- **Required action**
Only the lines containing "author" belong in the answer; find them in the material below.
──────── Records for the exercise ────────
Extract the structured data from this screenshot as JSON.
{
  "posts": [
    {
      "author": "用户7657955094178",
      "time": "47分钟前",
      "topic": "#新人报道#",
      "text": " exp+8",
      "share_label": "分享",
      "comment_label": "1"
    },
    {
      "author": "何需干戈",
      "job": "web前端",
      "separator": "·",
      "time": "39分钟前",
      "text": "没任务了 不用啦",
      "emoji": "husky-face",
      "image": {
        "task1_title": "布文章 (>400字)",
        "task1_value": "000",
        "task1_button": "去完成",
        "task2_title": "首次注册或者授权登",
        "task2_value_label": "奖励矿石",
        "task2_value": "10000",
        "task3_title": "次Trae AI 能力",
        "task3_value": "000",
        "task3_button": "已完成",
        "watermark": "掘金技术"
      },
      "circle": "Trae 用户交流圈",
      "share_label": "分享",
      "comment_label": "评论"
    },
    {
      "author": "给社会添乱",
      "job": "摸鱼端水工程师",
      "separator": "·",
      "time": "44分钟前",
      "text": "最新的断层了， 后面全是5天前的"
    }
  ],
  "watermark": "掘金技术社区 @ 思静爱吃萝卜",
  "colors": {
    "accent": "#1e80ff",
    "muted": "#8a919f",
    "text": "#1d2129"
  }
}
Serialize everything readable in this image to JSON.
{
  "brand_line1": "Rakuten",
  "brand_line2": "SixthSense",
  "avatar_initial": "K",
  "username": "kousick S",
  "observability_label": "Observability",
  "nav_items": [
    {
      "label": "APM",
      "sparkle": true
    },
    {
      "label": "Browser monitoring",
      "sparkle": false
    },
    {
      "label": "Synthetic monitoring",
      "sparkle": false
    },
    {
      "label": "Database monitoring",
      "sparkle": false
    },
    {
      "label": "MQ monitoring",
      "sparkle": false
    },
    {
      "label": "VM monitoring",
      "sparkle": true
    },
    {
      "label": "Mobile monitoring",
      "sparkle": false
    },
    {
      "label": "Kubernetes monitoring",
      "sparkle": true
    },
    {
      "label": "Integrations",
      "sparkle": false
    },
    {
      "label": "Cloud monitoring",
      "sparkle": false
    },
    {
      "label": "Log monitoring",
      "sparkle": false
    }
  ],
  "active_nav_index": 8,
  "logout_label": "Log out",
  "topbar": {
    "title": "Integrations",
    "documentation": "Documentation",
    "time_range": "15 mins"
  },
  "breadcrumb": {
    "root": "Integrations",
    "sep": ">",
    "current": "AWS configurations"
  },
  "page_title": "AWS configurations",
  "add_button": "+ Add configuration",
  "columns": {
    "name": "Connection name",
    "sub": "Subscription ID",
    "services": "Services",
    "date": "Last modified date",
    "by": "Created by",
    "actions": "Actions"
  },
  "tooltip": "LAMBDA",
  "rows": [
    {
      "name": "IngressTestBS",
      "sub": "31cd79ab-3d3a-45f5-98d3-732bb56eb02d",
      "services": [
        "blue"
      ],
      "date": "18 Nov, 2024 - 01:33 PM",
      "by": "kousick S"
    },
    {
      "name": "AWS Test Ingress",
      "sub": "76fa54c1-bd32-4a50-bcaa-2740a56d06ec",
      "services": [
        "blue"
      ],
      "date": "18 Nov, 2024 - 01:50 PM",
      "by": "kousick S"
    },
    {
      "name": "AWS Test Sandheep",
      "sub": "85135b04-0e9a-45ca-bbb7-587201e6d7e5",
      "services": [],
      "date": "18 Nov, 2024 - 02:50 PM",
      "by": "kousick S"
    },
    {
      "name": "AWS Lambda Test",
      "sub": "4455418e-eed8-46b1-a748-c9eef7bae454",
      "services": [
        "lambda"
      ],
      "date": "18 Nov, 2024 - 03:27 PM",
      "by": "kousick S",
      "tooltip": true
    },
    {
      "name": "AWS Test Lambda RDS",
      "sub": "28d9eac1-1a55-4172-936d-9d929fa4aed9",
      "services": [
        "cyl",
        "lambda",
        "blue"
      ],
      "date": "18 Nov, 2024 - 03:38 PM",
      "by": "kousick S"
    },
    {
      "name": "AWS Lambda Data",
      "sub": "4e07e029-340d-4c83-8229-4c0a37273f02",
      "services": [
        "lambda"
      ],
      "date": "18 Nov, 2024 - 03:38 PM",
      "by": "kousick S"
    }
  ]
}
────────
- **Result for this exercise**
      "author": "用户7657955094178",
      "author": "何需干戈",
      "author": "给社会添乱",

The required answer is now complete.